Here's the best part. FEEL the centrifical force as the jet hurtles forward. Be amazed at the power which is pressing you into the back of your seat. Look outside again. Smile at yourself.
3. 2. 1. Liftoff!
As the jet lifts off, look down as far as you can. Press your face and palms against the glass as a 5 year old would. Again, marvel at the sight -- at the simply amazing fact that you are even here doing this at all!
The takeoff and first few moments of flight may be the most horrifying, but they are also the most beautiful. Watch the land and ocean spread out below you. Watch the sunrise and the clouds as you slice through them. It's a spectacular sight -- and lucky you: you get to see it, in person!
So -- that's pretty much the program. FULL IMMERSION. It worked for me like a charm and I apply it every time I fly.
Now, this program also comes in handy during my sailing adventures as well. For instance, during our one night passage to Isla Mujeres, Mexico from Belize, we experienced some big wind and even bigger waves and swells.
So instead of going down into the cabin and being bounced around the interior of the boat like a ping pong ball, trying to "deny" that I'm out at sea in the middle of nowhere being battered all over hell -- I choose to place myself at the highest, most visible spot in the cockpit -- face forward, and ride Espiritu like the bucking bronco she is.
Not only does this help squash my fear, it also eases seasickness. (Just a tip).
You can see the growing wave heading right towards Espiritu in this photo. These were big ones. I had to trust that Espiritu would propel over the top of this one, just like she has every other one of the thousands of waves she has sailed over during her 30 years at sea.
How fortunate I was to be here, experiencing the overwhelming power of the sea.
So, give my 8 point plan a try. Let me know how it works!

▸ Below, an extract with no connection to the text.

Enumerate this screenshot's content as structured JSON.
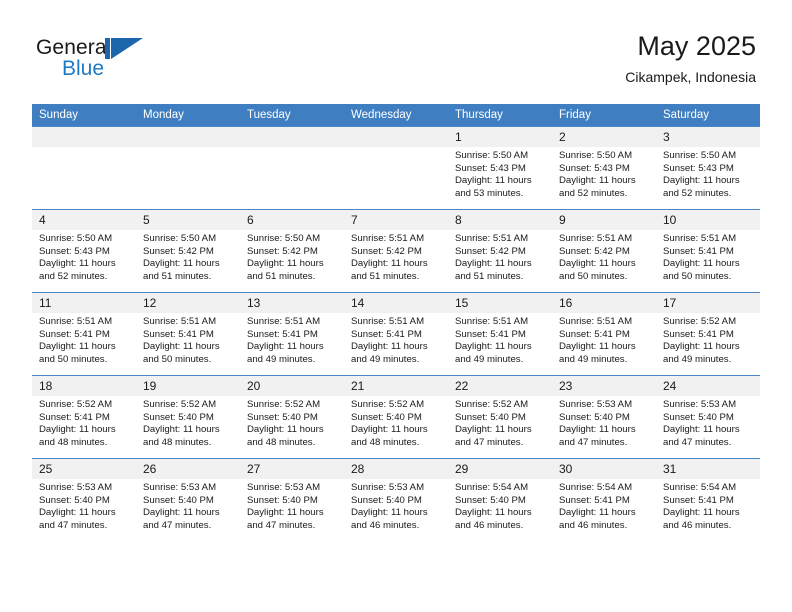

Chris and I remain anchored at Isla Mujeres, Mexico. We'll be looking for a weather window to make the 3 day sail north to the Florida Keys.
Hasta luego, my fellow happy travelers... :-)